• _Requirement_
The lines needed are those below that contain the word "Engagement"; copy each one.

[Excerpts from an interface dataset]
---

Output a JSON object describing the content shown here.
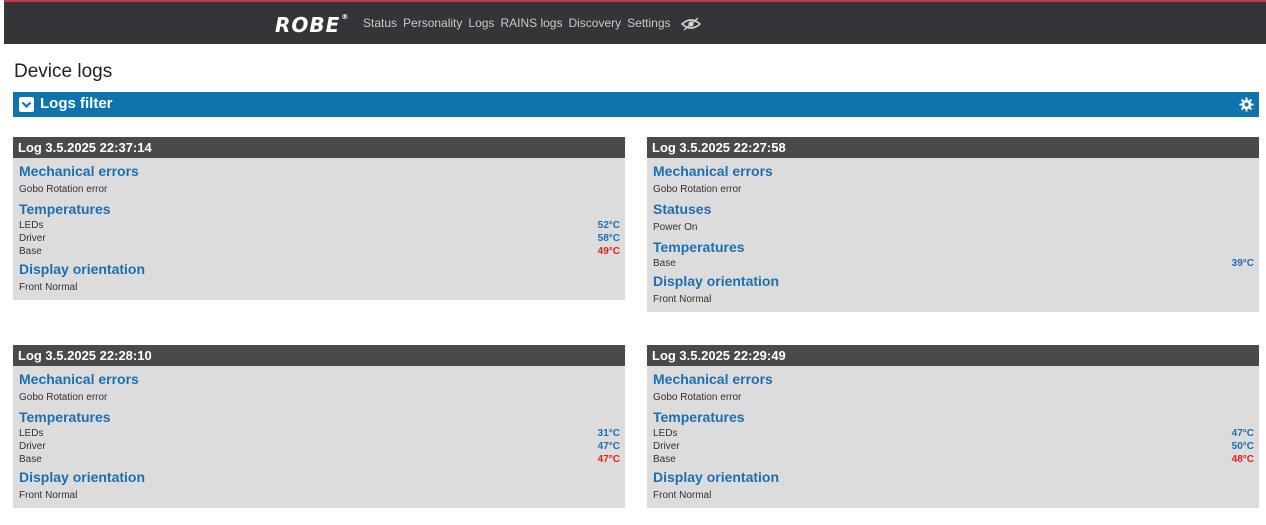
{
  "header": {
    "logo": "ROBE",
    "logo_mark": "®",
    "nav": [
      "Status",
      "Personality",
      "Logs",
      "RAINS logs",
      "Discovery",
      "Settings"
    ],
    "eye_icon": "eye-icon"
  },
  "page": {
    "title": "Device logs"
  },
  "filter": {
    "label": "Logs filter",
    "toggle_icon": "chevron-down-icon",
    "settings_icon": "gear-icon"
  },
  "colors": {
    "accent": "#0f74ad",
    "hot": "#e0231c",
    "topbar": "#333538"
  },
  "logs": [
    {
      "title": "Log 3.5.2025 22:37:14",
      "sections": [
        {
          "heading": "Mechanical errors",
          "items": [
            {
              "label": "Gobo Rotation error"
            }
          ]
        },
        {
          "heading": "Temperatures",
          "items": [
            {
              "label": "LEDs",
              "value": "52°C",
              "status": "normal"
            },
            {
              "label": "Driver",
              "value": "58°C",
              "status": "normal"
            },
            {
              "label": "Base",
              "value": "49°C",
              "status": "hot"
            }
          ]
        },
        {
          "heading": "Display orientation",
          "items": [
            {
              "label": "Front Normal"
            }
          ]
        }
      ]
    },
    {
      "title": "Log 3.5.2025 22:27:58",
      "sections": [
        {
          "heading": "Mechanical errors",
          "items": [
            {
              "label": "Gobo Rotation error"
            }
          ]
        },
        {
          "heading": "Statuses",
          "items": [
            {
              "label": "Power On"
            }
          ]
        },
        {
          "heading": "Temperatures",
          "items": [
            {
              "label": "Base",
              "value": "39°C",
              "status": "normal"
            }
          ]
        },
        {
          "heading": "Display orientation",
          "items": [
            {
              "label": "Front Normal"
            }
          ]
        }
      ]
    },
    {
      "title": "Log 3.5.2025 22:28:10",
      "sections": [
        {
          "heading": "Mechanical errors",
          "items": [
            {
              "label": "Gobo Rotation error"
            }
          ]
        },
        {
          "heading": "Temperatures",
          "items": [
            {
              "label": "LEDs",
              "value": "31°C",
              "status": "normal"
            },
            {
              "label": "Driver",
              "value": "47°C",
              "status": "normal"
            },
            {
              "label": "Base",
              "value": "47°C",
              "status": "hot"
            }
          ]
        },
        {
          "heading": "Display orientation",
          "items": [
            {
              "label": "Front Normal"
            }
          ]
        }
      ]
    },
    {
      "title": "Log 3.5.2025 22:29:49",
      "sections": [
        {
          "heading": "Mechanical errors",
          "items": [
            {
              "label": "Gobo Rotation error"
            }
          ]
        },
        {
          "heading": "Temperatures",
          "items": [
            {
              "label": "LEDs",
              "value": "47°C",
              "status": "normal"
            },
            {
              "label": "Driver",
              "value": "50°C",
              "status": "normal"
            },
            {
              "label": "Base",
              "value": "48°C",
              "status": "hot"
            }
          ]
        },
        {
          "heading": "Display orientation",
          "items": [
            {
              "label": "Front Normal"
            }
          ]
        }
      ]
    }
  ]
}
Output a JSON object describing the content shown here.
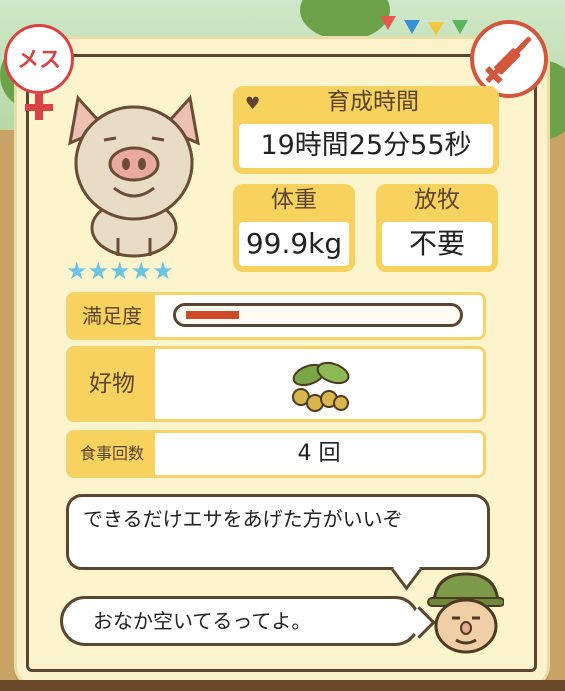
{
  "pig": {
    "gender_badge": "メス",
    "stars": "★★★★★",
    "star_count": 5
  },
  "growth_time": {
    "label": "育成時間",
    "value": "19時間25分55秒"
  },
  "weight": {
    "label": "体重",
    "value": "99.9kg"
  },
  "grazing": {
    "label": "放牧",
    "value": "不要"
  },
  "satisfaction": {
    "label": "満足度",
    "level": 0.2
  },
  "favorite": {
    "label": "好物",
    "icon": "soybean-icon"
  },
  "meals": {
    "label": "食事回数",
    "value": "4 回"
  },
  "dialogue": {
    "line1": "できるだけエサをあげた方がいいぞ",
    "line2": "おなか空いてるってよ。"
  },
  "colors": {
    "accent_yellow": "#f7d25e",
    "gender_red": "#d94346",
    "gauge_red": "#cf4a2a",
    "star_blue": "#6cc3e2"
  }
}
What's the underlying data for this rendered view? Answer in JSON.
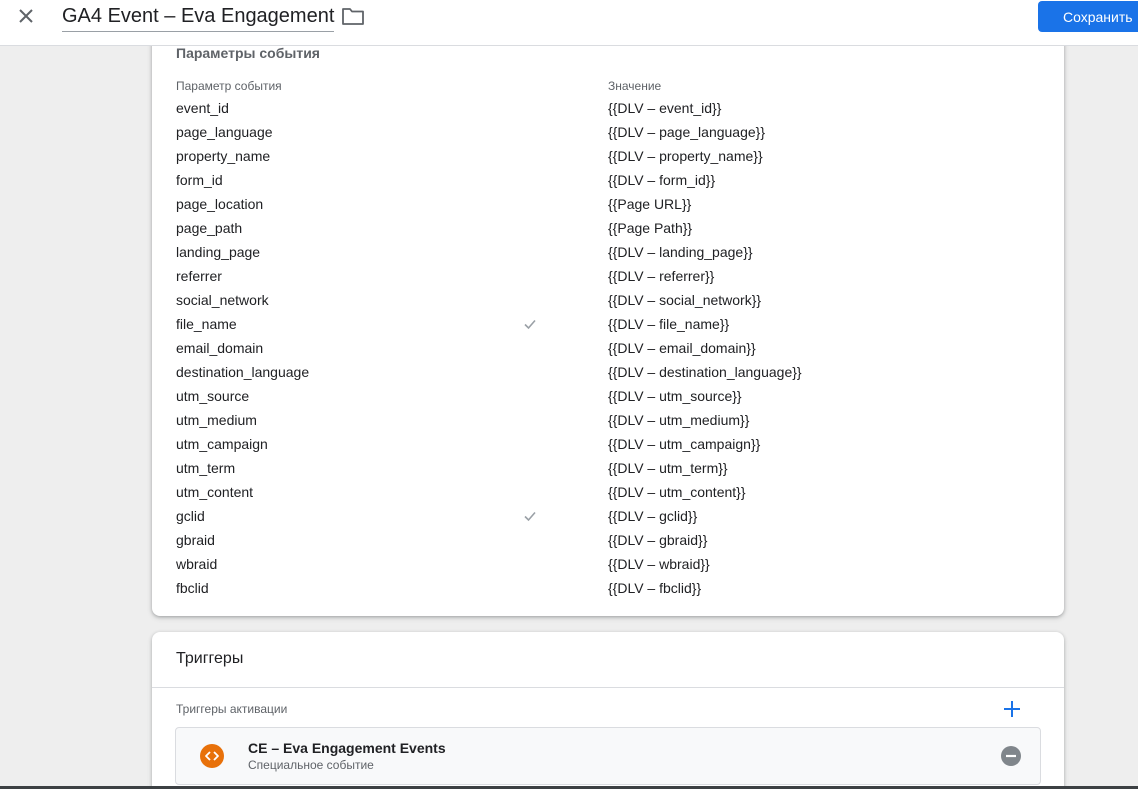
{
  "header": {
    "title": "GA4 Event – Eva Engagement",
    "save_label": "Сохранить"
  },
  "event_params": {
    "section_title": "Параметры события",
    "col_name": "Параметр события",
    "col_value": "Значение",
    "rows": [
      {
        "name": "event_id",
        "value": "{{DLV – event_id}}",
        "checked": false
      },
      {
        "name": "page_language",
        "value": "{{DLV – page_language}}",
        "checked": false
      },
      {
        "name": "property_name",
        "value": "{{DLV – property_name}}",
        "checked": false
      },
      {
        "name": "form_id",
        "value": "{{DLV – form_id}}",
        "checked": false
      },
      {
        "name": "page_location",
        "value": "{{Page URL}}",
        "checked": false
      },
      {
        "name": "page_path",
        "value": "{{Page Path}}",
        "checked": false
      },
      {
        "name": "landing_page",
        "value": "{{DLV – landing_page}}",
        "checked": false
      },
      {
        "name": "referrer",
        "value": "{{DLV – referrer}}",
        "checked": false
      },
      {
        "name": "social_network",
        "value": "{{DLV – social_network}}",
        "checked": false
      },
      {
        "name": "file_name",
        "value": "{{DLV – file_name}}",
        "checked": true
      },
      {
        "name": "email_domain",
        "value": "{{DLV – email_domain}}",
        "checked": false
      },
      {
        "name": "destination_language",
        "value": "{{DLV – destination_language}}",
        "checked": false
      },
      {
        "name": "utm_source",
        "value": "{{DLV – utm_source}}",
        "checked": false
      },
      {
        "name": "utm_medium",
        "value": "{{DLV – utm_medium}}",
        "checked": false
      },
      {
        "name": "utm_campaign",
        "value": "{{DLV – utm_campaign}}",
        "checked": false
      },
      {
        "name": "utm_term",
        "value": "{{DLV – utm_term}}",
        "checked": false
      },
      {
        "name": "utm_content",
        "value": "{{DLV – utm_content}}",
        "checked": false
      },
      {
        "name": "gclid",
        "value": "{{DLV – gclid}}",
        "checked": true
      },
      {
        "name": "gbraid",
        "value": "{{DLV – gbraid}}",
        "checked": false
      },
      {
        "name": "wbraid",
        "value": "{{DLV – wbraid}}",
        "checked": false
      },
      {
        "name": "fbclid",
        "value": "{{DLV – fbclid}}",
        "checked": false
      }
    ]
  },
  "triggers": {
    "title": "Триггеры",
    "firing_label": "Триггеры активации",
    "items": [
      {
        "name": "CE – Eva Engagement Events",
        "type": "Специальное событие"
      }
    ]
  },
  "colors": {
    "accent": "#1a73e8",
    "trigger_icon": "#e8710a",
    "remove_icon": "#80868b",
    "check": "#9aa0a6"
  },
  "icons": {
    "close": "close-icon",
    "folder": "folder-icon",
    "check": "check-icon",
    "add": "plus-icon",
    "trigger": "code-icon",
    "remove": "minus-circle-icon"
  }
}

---

• _Finished exercise_
    "title": "GA4 Event – Eva Engagement",
        "name": "CE – Eva Engagement Events",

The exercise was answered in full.